▸ **PROBLEM DETAILS**:
Gather all lines with "image" from the records.

[Saved entries]
--- START ---

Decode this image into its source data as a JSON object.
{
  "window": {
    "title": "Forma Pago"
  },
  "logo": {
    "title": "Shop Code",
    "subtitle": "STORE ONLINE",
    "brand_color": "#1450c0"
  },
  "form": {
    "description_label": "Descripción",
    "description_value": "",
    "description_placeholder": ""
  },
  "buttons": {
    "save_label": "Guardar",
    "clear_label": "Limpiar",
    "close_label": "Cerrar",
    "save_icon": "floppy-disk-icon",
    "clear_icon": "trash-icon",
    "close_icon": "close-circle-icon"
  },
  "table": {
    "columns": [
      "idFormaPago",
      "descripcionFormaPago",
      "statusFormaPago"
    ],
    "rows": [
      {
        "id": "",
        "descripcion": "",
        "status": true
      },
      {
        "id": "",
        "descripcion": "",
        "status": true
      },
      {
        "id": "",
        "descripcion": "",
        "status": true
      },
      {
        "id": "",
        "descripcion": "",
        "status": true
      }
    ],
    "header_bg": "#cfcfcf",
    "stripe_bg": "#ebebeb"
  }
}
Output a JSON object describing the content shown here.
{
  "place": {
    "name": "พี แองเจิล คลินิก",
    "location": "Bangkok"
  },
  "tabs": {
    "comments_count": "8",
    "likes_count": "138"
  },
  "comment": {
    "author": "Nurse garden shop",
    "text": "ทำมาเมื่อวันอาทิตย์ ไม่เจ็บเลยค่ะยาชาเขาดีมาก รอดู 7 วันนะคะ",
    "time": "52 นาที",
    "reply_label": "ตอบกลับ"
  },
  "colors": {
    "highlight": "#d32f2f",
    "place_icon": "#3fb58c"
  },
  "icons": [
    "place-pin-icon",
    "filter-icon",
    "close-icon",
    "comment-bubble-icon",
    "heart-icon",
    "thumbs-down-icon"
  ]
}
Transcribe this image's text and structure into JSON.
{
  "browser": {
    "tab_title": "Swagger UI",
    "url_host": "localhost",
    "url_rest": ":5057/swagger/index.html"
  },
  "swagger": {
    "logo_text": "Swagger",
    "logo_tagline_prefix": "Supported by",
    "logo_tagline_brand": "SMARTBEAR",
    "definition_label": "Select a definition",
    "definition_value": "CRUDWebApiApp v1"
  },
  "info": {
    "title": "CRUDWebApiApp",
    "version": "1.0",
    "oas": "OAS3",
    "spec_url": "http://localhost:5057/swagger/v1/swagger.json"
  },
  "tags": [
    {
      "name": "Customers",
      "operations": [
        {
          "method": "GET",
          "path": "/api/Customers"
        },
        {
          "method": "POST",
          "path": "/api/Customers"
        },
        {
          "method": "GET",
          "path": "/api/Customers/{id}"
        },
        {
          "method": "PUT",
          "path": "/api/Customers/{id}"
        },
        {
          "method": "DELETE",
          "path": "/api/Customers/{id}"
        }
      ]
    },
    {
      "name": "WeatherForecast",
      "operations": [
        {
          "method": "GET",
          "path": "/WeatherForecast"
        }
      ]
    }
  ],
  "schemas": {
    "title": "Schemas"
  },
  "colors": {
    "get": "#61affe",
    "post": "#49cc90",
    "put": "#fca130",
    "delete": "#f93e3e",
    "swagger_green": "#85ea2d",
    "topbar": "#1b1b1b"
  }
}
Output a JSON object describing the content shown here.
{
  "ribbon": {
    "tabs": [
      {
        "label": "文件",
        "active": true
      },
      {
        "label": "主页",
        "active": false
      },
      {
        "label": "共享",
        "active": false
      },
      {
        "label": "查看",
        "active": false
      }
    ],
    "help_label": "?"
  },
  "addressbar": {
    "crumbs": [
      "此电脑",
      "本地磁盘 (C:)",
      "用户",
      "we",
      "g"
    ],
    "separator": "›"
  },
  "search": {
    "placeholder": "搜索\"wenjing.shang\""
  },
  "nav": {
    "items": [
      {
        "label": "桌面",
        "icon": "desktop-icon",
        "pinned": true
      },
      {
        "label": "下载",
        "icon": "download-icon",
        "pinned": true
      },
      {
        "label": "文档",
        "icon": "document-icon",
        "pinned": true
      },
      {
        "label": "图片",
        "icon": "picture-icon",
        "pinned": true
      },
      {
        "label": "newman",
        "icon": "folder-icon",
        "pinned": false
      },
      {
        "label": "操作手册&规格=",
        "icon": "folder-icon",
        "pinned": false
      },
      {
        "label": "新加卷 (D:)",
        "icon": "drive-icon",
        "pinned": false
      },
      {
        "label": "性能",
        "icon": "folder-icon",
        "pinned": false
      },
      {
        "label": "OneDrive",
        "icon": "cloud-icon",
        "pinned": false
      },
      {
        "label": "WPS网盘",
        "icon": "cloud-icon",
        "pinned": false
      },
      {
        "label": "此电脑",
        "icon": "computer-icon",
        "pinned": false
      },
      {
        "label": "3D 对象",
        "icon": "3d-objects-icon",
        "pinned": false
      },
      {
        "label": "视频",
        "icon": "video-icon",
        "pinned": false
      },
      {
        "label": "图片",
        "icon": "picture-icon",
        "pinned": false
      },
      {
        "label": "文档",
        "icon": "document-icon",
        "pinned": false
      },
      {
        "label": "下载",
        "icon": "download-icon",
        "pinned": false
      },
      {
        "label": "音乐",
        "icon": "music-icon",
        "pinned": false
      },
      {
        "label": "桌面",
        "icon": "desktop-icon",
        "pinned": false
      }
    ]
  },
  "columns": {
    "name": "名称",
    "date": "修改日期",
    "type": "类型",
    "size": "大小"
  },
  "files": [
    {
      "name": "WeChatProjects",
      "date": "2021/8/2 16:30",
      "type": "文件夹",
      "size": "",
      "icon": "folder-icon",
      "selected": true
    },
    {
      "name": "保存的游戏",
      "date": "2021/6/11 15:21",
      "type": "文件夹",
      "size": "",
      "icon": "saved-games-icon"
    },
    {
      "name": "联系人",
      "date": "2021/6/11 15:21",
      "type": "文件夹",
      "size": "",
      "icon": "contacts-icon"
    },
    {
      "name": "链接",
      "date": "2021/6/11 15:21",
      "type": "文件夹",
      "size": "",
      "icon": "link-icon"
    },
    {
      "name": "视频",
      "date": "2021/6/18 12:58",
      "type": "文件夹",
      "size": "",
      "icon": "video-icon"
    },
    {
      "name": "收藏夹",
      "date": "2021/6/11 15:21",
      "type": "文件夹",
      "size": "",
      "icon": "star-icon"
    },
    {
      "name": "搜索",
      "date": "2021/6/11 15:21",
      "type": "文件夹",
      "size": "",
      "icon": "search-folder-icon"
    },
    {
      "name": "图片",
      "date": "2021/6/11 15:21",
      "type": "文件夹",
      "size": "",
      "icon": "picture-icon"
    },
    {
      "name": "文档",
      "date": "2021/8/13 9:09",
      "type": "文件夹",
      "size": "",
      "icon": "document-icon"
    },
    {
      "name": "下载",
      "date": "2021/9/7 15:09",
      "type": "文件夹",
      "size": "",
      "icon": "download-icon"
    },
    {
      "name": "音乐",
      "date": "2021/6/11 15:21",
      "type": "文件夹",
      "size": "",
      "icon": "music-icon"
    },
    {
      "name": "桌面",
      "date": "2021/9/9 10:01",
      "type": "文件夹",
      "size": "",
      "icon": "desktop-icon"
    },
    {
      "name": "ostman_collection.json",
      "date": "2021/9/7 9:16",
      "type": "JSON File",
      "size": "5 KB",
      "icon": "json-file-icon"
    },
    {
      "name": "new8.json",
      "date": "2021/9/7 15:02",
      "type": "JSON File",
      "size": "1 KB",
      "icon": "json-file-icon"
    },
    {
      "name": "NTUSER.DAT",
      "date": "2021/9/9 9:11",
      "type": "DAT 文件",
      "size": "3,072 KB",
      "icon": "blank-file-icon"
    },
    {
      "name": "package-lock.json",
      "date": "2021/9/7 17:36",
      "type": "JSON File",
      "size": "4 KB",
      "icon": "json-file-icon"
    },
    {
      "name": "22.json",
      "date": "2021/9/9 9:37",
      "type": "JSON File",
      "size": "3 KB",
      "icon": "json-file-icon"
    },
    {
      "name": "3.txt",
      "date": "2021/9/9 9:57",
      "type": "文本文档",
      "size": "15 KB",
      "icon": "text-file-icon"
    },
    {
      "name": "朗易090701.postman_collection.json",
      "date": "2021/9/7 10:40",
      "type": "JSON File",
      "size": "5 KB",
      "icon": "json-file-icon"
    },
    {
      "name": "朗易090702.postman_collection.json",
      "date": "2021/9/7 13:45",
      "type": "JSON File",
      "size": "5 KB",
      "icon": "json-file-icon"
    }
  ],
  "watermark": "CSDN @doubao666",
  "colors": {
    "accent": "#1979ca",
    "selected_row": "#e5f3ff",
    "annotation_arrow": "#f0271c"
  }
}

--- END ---

▸ **SOLUTION**:
Decode this image into its source data as a JSON object.
Transcribe this image's text and structure into JSON.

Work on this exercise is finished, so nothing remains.